Suggestions that the “h” stands for “Harold,” ‘Henry,” or “holy” can be summarily discarded. So far, this results in a standard epithet, but the fun starts when one adds “on a” to the pattern, e.g.: “Jesus H. Christ on the cross,” “Jesus H. Christ on a popsicle stick” or “Jesus H. Christ in a chicken basket.” or from the Blues Brothers movie, “Jesus H. tap-dancing Christ.” Also: “Jesus H. Christ on a cracker,” “Jesus H. Christ on a rubber crutch,” and “Jesus H. Christ on a pogo stick.” Continue reading
Imagine yourself as one of your ancestors. Not a hundred or a thousand years ago, but one of your progenitors from some 100,000 years back in the mist of time.
You’ve fallen from a tree, tripped on a rock, stepped in a pile of dung, or barked your knuckles while sharpening a tool. Your natural response is to utter a sound of fury — an Ur-expletive — “arrgh!”
And for some reason, this lessens the pain. Swearing is natural because it has a hypoalgesic effect; it reduces the sense of agony. Indeed, swearing has always been attached to any experience of strong emotion, punctuating the profound.

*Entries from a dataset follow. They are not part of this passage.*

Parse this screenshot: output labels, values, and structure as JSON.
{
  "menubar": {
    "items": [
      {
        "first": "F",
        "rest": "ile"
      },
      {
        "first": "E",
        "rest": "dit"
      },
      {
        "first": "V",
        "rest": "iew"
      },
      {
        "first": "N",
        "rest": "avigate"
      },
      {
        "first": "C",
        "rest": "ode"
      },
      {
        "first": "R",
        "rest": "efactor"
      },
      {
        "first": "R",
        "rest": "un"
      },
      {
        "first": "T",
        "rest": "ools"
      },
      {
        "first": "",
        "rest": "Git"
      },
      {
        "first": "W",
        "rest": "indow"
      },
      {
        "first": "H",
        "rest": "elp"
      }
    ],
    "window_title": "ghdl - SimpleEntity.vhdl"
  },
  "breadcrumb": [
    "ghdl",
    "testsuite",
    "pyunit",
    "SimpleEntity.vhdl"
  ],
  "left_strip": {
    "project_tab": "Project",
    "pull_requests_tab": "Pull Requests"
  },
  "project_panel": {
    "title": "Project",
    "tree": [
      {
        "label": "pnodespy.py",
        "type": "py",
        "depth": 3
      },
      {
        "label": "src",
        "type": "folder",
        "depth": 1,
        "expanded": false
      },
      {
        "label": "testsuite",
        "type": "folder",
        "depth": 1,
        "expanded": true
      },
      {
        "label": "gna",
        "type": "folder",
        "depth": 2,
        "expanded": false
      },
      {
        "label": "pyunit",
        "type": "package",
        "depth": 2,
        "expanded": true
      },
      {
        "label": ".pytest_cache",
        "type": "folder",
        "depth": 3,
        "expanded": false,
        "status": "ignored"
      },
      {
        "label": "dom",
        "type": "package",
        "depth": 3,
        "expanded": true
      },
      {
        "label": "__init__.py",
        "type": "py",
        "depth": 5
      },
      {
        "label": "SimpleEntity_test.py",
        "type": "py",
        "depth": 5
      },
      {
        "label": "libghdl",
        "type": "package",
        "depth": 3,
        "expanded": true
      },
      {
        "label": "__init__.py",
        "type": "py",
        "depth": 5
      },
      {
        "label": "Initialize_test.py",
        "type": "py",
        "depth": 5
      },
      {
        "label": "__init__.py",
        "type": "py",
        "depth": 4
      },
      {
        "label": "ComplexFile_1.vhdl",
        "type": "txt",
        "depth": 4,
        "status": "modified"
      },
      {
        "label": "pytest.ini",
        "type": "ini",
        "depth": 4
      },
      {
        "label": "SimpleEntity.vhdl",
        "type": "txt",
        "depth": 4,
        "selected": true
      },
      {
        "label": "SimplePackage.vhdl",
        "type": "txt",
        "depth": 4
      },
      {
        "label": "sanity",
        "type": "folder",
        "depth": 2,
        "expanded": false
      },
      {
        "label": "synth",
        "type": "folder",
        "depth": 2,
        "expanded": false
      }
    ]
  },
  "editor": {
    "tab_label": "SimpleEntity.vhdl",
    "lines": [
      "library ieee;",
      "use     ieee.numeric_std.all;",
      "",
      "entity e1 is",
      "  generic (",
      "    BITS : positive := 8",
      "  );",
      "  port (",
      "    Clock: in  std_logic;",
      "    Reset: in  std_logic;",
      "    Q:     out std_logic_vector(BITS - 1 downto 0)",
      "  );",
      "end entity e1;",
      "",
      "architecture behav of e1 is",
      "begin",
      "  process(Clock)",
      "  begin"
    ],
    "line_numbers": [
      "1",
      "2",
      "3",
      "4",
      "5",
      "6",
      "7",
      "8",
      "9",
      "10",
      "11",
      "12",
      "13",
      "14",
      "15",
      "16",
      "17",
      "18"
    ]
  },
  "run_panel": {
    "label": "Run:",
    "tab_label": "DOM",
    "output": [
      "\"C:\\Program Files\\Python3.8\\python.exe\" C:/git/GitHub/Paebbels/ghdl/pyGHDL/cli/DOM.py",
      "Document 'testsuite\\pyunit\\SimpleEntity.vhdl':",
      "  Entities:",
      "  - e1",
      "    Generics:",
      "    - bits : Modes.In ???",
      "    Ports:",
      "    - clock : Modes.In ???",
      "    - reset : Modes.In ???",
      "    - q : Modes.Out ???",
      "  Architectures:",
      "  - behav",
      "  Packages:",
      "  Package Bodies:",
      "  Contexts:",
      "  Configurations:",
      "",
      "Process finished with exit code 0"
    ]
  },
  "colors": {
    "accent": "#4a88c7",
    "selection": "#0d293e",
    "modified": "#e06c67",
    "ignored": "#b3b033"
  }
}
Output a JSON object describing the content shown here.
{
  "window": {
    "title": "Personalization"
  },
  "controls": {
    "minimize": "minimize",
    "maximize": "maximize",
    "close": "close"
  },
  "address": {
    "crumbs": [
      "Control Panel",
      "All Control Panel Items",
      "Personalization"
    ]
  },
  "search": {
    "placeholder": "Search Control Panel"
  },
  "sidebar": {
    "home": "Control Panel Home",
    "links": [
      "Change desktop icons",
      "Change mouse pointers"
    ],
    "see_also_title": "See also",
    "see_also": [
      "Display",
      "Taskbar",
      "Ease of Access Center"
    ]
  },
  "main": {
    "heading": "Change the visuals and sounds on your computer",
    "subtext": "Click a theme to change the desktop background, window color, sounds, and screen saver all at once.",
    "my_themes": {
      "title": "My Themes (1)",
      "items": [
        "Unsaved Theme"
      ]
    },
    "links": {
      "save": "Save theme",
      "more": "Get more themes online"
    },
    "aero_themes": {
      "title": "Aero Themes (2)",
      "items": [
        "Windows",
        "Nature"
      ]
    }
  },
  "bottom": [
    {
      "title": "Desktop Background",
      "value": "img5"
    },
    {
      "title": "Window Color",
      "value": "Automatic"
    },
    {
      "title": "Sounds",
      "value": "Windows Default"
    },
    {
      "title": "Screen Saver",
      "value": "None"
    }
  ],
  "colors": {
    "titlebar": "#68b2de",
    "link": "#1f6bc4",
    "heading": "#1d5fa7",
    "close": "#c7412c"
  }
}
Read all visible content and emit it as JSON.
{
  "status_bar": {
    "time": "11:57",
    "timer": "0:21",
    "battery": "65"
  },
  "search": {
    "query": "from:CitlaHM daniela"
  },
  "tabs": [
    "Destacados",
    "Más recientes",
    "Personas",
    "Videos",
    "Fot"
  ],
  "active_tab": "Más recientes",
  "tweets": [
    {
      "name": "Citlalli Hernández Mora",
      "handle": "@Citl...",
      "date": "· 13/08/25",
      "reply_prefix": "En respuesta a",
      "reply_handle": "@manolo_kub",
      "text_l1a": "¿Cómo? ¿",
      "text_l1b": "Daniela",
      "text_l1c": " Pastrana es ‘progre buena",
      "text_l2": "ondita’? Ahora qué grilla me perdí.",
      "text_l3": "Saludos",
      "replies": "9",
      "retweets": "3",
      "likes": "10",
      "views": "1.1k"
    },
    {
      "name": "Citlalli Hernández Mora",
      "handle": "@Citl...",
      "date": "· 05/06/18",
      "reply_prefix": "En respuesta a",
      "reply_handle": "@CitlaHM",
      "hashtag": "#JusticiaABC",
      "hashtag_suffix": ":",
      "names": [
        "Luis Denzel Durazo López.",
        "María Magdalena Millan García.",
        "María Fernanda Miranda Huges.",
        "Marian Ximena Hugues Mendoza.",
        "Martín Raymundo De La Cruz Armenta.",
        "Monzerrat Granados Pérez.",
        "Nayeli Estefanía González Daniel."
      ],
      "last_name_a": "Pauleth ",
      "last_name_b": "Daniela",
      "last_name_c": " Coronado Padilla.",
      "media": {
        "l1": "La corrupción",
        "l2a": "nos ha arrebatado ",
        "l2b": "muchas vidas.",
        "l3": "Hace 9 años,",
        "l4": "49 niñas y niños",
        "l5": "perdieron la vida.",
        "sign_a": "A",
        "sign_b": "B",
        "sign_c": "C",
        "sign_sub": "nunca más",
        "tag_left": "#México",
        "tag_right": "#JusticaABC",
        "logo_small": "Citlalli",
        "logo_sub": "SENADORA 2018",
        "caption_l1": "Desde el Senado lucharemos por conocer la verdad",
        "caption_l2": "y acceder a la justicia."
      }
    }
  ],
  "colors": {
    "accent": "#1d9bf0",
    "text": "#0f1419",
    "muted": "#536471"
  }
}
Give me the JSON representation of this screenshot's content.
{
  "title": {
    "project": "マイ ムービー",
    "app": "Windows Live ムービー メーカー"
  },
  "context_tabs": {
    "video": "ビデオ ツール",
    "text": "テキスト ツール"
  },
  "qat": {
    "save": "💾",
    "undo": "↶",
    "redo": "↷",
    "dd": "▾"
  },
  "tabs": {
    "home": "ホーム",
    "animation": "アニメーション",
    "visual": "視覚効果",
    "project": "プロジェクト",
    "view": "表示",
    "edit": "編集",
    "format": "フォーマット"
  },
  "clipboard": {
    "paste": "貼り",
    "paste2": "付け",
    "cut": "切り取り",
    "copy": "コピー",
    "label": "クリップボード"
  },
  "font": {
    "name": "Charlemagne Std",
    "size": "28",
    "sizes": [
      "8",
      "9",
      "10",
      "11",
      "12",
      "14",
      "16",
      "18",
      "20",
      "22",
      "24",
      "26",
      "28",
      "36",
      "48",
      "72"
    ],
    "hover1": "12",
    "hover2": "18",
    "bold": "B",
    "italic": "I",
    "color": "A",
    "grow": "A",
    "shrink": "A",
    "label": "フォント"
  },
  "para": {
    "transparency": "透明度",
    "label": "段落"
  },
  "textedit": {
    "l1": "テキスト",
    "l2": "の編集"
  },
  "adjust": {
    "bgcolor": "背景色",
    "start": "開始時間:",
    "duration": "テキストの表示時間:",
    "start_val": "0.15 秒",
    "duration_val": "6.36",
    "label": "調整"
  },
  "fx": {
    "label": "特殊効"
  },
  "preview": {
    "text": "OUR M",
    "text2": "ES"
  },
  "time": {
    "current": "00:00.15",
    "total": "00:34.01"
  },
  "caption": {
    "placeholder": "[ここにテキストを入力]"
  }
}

Given this, you’d expect that we would have a record of such words in our culture stretching back to antiquity. But we don’t, because strong language has traditionally been a taboo and only in recent history has it been allowed in print.
Go back some 50 years, you’ll find Bowdlerization and grawlix to be ubiquitous. “G—–n!” and the like are normal in period literature. The editing set were forceful in suppressing expletives from print. When the Nixon tapes were released, [expletive deleted] was rampant throughout the transcription.
Our understanding of swearing as a linguistic speech act has to be inferred from hints and clues peppered throughout recorded history. We see it in ancient graffiti, in Latin words like “irrumo” (face-fucking), and in phrases like, “He swore like a sailor.”